Then the emperor understood the bishop's drift, and admired both what he had done and what he had said. Without further delay he put out an edict forbidding the congregations of heretics. 
But to escape all the snares of the common enemy of mankind is no easy task. Often it happens that one who has kept clear of lascivious passion is fixed fast in the toils of avarice; and if he prove superior to greed there on the other side is the pitfall of envy, and even if he leap safe over this he will find a net of passion waiting for him on the other side. Other innumerable stumbling blocks the enemy sets in men's paths, trying to catch them to their ruin. 

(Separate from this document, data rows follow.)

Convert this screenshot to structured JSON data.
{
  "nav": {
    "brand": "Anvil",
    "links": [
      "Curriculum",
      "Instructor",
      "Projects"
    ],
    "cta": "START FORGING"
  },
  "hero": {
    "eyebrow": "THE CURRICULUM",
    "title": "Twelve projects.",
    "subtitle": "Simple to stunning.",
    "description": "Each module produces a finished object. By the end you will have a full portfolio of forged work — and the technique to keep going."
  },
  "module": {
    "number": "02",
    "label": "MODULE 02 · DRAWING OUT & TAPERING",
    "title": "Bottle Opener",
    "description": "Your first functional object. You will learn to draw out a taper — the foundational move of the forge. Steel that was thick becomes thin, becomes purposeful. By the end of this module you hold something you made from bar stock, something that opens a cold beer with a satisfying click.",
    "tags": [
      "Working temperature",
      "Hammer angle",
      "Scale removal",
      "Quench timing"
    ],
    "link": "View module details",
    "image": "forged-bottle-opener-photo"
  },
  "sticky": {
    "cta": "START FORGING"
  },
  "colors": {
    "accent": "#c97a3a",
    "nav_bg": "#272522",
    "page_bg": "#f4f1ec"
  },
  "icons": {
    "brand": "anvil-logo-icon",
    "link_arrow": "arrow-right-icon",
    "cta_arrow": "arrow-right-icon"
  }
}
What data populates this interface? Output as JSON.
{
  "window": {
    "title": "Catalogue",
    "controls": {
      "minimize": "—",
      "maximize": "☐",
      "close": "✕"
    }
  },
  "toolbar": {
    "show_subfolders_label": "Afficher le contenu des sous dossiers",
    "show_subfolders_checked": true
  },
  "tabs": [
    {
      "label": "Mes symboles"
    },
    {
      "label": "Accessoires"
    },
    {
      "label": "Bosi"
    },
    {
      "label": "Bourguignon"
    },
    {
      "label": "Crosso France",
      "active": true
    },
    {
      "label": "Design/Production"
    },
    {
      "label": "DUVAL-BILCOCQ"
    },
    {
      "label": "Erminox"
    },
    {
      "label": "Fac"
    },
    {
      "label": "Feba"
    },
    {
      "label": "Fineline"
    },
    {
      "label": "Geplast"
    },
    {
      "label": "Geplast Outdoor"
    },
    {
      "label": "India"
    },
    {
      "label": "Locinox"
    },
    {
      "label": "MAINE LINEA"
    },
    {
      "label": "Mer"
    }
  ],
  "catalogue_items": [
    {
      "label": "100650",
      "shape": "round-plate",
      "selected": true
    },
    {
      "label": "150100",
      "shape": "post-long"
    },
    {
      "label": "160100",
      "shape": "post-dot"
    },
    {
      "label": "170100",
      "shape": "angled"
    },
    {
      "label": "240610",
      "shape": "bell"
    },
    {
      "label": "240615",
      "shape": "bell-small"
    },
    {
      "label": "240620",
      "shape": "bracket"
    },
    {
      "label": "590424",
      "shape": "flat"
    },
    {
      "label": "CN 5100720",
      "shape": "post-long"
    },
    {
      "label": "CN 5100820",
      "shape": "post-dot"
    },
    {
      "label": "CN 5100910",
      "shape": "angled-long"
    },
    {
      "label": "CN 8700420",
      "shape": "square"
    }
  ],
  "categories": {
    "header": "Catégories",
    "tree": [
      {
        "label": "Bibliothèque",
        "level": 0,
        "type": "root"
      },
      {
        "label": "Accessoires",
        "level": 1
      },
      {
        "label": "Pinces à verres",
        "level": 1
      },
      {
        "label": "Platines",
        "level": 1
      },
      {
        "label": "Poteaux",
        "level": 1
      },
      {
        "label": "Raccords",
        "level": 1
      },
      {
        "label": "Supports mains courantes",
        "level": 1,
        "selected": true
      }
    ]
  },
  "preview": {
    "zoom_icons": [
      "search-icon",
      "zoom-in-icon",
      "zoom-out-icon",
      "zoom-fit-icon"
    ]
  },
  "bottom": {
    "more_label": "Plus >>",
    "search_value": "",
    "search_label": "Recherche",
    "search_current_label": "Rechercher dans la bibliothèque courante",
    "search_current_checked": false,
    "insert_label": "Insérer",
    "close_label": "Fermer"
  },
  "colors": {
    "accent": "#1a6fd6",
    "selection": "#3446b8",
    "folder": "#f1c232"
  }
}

Then he has at his disposal the bodily passions to help the wiles which he lays against the soul. The mind alone, if it keep awake, gets the better of him, frustrating the assault of his devices by its inclination to what is Divine. Now, since this admirable emperor had his share of human nature,  and was not free from its emotions, his righteous anger passed the bounds of moderation, and caused the perpetration of a savage and lawless deed. I must tell this story for the sake of those into whose hands it will fall; it does not, indeed, only involve blame of the admirable emperor, but so redounds to his credit as to deserve to be remembered.
 Arcadius was declared Augustus early in 383 (Clinton Fast. Rome, I. p. 504). Theodosius issued his edict against the heretics in September of same year. Sozomen (7. 6) tells the story of an anonymous old man, priest of an obscure city, simple and unworldly; "this," remarks Bishop Lightfoot (Dic. Christ. Biog. i. 106), "is as unlike Amphilochius as it can possibly be."  "agreuon." cf. Mark 12:13  "Irasci sane rebus indignis, sed flecti cito." Aur. Vict. xlviii.
 "agreuon." cf. Mark 12:13
 "Irasci sane rebus indignis, sed flecti cito." Aur. Vict. xlviii.